Before planting perennial plants like lawns, shrubs, fruit or trees, apply lime if the soil is acid. To find out how much lime is required you need to check your soil pH.
Lime applied to the surface, around established plants for example, can take years to have any effect, so adjusting pH before planting or sowing is recommended.
A soil pH test measures the acidity or alkalinity of the soil. A pH 7.0 is considered neutral. Above pH 7.0, the soil is alkaline and below pH 7.0, the soil is acid. See our page on soil pH testing for more detail.
It is especially worth checking soil pH and making any adjustments before designing or planting a new garden, making vegetable plots, planting fruit or when growth is disappointing.
Testing can be done at any time, but if carried out within three months after adding lime, fertiliser or organic matter, the test may give misleading results.

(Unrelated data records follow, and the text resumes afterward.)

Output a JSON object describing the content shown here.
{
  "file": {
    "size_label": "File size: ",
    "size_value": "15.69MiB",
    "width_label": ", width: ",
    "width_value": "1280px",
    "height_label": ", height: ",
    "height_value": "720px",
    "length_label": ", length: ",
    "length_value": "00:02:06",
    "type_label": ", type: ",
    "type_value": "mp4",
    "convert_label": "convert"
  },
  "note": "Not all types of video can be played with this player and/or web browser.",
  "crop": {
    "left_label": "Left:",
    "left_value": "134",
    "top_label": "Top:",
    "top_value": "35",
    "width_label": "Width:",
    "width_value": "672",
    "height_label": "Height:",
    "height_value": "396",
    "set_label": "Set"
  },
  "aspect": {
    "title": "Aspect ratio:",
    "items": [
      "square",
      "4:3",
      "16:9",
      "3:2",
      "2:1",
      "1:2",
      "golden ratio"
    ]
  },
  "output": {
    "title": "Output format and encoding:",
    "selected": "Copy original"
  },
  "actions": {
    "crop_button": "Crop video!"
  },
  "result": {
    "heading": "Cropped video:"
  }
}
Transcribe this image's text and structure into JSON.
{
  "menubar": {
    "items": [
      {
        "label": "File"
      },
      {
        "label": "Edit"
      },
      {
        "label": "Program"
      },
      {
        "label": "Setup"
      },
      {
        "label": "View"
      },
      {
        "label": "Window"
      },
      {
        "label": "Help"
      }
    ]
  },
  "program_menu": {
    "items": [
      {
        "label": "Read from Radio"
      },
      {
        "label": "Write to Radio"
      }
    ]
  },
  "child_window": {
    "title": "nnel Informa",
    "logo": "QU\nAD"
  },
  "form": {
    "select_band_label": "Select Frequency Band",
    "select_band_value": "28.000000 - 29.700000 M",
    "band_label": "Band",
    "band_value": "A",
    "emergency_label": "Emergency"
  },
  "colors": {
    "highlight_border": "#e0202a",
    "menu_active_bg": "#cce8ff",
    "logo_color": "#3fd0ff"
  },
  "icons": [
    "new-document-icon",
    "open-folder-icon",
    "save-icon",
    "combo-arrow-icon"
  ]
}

If your soil pH test comes back at 7.0 or higher, you have alkaline soil, and liming is not necessary. If the pH is above 6.5, or if you wish to grow acid-loving ericaceous plants, you may wish to reduce the pH by adding an acidifying material.